October was surely an ugly month for stock and bond investing alike. In just the first three weeks of the month, stocks fell into correction territory, which is defined as a dip of 10 percent or more from the peak. Bonds also fell by approximately 1 percent.
This may have come as a surprise to many investors, as the stock market correction was swift and violent. But make no mistake, we agree with Brian Wesbury’s comment that “It’s a correction, not a recession.”
It’s a correction, not a recession.
— Brian Wesbury (@wesbury) October 29, 2018
As we review conditions in the early days of November, the equity market has consequently rebounded. Market commentators and pundits have tried to pinpoint the reasons for October’s swoon. Many of them have blamed the midterm elections, slower economic growth, and higher interest rates.

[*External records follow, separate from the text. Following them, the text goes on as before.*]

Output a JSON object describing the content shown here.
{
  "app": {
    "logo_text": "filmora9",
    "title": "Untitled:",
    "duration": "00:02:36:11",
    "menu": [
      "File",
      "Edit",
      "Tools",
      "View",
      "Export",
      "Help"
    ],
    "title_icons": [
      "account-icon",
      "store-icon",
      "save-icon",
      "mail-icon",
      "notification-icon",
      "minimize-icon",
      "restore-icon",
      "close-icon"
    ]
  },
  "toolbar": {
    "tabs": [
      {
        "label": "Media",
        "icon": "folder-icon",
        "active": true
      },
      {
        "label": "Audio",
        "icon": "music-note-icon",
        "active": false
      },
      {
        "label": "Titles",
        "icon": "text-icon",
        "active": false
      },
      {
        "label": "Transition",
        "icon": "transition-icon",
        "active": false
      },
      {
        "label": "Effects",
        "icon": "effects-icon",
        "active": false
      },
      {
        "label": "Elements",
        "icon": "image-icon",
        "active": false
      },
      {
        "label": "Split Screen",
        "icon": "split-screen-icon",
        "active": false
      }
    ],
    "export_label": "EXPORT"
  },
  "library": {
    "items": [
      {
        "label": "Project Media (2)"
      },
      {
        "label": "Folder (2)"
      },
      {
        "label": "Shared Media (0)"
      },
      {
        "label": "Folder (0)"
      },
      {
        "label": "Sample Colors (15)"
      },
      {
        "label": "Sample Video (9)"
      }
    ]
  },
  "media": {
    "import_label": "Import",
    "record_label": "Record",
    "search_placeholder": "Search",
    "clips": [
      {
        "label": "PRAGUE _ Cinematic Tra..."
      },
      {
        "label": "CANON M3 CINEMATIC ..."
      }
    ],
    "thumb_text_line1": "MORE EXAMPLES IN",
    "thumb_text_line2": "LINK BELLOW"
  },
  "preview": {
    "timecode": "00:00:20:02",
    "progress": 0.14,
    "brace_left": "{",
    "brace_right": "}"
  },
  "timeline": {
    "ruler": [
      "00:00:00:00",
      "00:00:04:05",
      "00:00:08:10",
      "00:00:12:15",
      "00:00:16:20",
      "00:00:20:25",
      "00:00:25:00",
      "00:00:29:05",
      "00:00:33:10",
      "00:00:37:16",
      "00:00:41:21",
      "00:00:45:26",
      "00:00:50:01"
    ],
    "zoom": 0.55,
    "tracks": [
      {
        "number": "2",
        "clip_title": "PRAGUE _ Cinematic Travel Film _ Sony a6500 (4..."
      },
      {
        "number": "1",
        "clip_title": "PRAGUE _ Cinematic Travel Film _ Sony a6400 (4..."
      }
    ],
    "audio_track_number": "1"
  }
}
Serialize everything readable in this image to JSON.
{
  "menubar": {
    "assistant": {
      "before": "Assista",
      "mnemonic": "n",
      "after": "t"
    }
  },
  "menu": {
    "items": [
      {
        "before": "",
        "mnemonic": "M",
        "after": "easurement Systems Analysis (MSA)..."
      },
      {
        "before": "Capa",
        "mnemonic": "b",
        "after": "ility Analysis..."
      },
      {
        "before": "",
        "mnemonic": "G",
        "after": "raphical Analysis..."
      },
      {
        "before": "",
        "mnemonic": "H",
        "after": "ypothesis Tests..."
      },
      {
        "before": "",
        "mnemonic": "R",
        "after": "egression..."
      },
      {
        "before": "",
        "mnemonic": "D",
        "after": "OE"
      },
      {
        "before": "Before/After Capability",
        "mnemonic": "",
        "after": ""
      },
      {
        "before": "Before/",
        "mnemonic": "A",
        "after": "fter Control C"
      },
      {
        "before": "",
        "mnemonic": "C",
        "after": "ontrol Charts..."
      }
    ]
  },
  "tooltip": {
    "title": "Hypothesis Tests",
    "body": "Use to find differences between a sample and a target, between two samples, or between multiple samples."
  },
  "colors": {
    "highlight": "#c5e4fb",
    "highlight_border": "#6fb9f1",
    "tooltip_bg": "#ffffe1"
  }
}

No one can know for sure, but higher interest rates continue to be at the top of mind for investors as the primary risk that could derail the bull market and send the economy into recession.

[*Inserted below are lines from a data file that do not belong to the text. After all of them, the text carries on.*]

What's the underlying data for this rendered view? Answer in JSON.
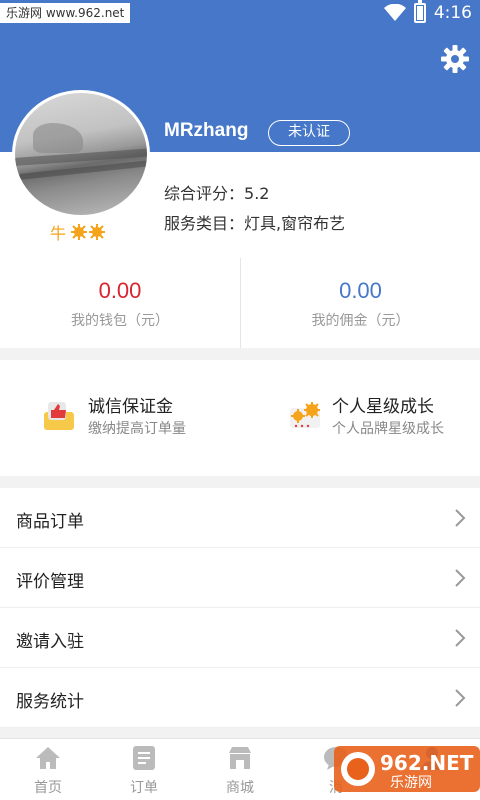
{
  "status_bar": {
    "watermark": "乐游网 www.962.net",
    "time": "4:16"
  },
  "profile": {
    "username": "MRzhang",
    "verify_status": "未认证",
    "level_label": "牛",
    "rating_label": "综合评分：",
    "rating_value": "5.2",
    "service_label": "服务类目：",
    "service_value": "灯具,窗帘布艺"
  },
  "wallet": {
    "balance_value": "0.00",
    "balance_label": "我的钱包（元）",
    "commission_value": "0.00",
    "commission_label": "我的佣金（元）"
  },
  "promos": [
    {
      "title": "诚信保证金",
      "subtitle": "缴纳提高订单量",
      "icon": "thumbs-up-icon"
    },
    {
      "title": "个人星级成长",
      "subtitle": "个人品牌星级成长",
      "icon": "stars-icon"
    }
  ],
  "menu": [
    {
      "label": "商品订单"
    },
    {
      "label": "评价管理"
    },
    {
      "label": "邀请入驻"
    },
    {
      "label": "服务统计"
    }
  ],
  "tabs": [
    {
      "label": "首页",
      "icon": "home-icon"
    },
    {
      "label": "订单",
      "icon": "order-icon"
    },
    {
      "label": "商城",
      "icon": "store-icon"
    },
    {
      "label": "消",
      "icon": "message-icon"
    },
    {
      "label": "",
      "icon": "profile-icon"
    }
  ],
  "colors": {
    "header_blue": "#4677c8",
    "balance_red": "#d9252f",
    "commission_blue": "#4677c8",
    "level_orange": "#f5a31a"
  },
  "watermark_br": "962.NET 乐游网"
}
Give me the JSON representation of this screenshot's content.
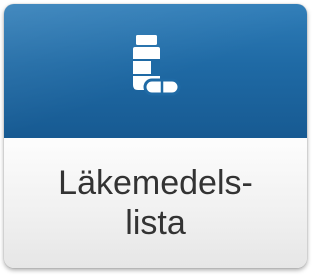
{
  "tile": {
    "label_line1": "Läkemedels-",
    "label_line2": "lista",
    "icon": "medicine-bottle-icon",
    "colors": {
      "top_background": "#1f6aa5",
      "bottom_background": "#f0f0f0",
      "icon": "#ffffff",
      "label": "#333333"
    }
  }
}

Clearly, interest rates have risen and continue to rise (see the ten-year Treasury rate chart below), and the Federal Reserve has been deliberate in messaging higher rates. But, what does this mean for investors?
We believe higher rates are good for equity markets. They do pose a headwind for bond investors because bond prices are inversely correlated to the direction of interest rates. But now that rates are finally rising from historically low levels, investors seeking income will be better compensated for lending their money (another way of saying buying bonds). After a decade of being punished, savers will now be rewarded for saving.

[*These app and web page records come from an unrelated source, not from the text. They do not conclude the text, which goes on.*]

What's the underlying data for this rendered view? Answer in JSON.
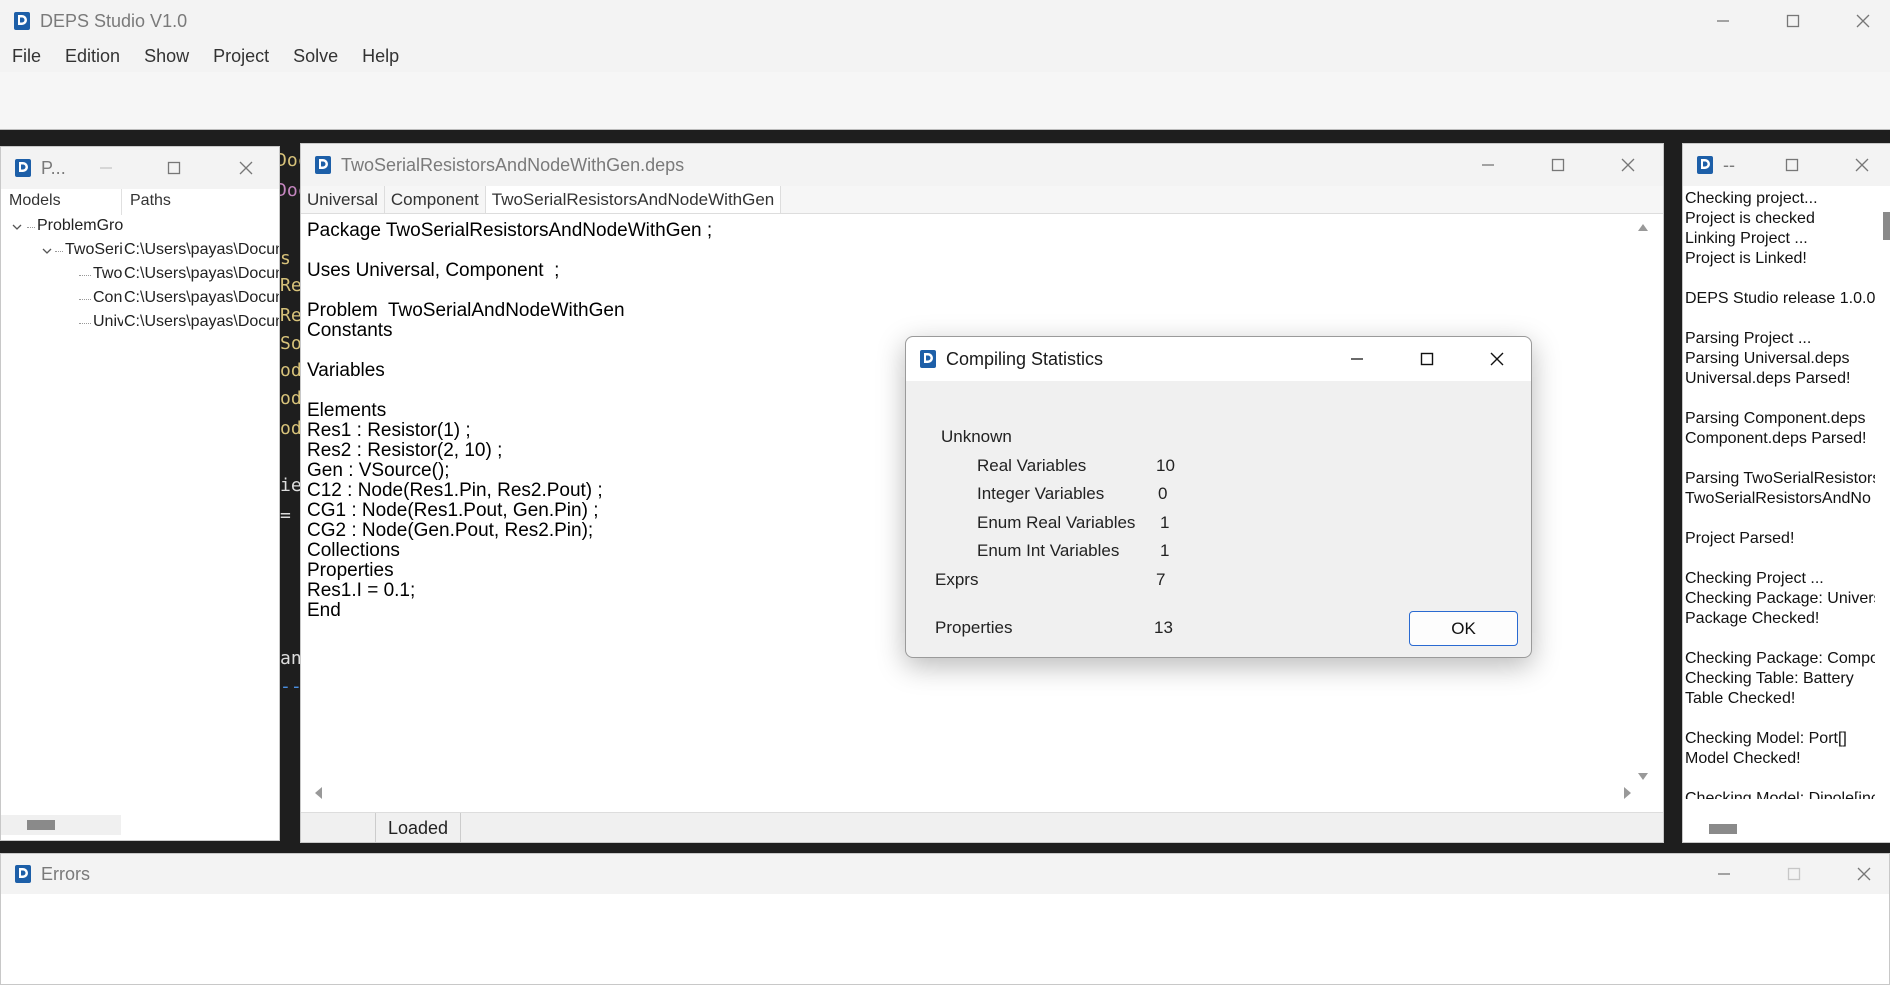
{
  "main": {
    "title": "DEPS Studio V1.0",
    "menu": [
      "File",
      "Edition",
      "Show",
      "Project",
      "Solve",
      "Help"
    ]
  },
  "left_panel": {
    "title": "P...",
    "tabs": [
      "Models",
      "Paths"
    ],
    "tree": [
      {
        "label": "ProblemGro",
        "path": ""
      },
      {
        "label": "TwoSeri",
        "path": "C:\\Users\\payas\\Docum"
      },
      {
        "label": "Two",
        "path": "C:\\Users\\payas\\Docum"
      },
      {
        "label": "Con",
        "path": "C:\\Users\\payas\\Docum"
      },
      {
        "label": "Univ",
        "path": "C:\\Users\\payas\\Docum"
      }
    ]
  },
  "editor": {
    "title": "TwoSerialResistorsAndNodeWithGen.deps",
    "tabs": [
      "Universal",
      "Component",
      "TwoSerialResistorsAndNodeWithGen"
    ],
    "code_lines": [
      "Package TwoSerialResistorsAndNodeWithGen ;",
      "",
      "Uses Universal, Component  ;",
      "",
      "Problem  TwoSerialAndNodeWithGen",
      "Constants",
      "",
      "Variables",
      "",
      "Elements",
      "Res1 : Resistor(1) ;",
      "Res2 : Resistor(2, 10) ;",
      "Gen : VSource();",
      "C12 : Node(Res1.Pin, Res2.Pout) ;",
      "CG1 : Node(Res1.Pout, Gen.Pin) ;",
      "CG2 : Node(Gen.Pout, Res2.Pin);",
      "Collections",
      "Properties",
      "Res1.I = 0.1;",
      "End"
    ],
    "status": "Loaded"
  },
  "log": {
    "title": "--",
    "lines": [
      "Checking project...",
      "Project is checked",
      "Linking Project ...",
      "Project is Linked!",
      "",
      "DEPS Studio release 1.0.0",
      "",
      "Parsing Project ...",
      "Parsing Universal.deps",
      "Universal.deps Parsed!",
      "",
      "Parsing Component.deps",
      "Component.deps Parsed!",
      "",
      "Parsing TwoSerialResistors",
      "TwoSerialResistorsAndNo",
      "",
      "Project Parsed!",
      "",
      "Checking Project ...",
      "Checking Package: Univers",
      "Package Checked!",
      "",
      "Checking Package: Compo",
      "Checking Table: Battery",
      "Table Checked!",
      "",
      "Checking Model: Port[]",
      "Model Checked!",
      "",
      "Checking Model: Dipole[inc",
      "Model Checked!"
    ]
  },
  "errors": {
    "title": "Errors"
  },
  "dialog": {
    "title": "Compiling Statistics",
    "unknown_label": "Unknown",
    "rows": [
      {
        "label": "Real Variables",
        "value": "10"
      },
      {
        "label": "Integer Variables",
        "value": "0"
      },
      {
        "label": "Enum Real Variables",
        "value": "1"
      },
      {
        "label": "Enum Int Variables",
        "value": "1"
      }
    ],
    "exprs_label": "Exprs",
    "exprs_value": "7",
    "properties_label": "Properties",
    "properties_value": "13",
    "ok_label": "OK"
  },
  "background_fragments": [
    "Doc",
    "Doc",
    "s",
    "Re",
    "Re",
    "So",
    "od",
    "od",
    "od",
    "ie",
    "=",
    "an",
    "--"
  ]
}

For stock investors, higher interest rates are often interpreted negatively because higher borrowing costs may lead to lower business spending, resulting in slower corporate and economic growth. However, history tells a different story. Let’s look at how stocks perform during rising-rate environments, using a few different sources.
Let’s start with Vanguard:
Now, here is one of our favorite market commentators, Charlie Bilello:
This should not come as a shock. As I wrote at the start of this period, historically US equities have actually performing slightly better during rising rate environments than falling rate environments… pic.twitter.com/IIRJFbo2fa
— Charlie Bilello (@charliebilello) October 8, 2018
In fact, history tells us that stocks react positively to rising-interest-rate environments. Charlie points out above that during rising-rate environments, stocks have returned over ten percent historically. This is likely attributable to an expanding economy, as we are currently experiencing domestically. So, the next time you hear that higher rates are bad for stocks, keep in mind that stocks have actually performed better than average during periods of rising interest rates. And during the “other” period of falling rates, stocks still rise over eight percent. The bottom line is that stocks build wealth no matter the interest rate environment.
Finally, we thought this was an interesting stat and worthy of your attention, as it piqued our interest to know just how mundane and repetitive the stock market has been over long periods of time.
The median up day for the Dow is +0.51%
The median down day for the Dow is -0.50%
The Dow is up 39,500% over this time. pic.twitter.com/0smTdOCcp5
— Michael Batnick (@michaelbatnick) October 5, 2018
The tweet above shows that since 1900:
- The Dow average is positive 53 percent of days;
- The median “up” day is +0.51 percent;
- The median “down” day is -0.50 percent;
- This long history has led to a cumulative growth of 39,500 percent.
Remember that history is always on our side with the stock market.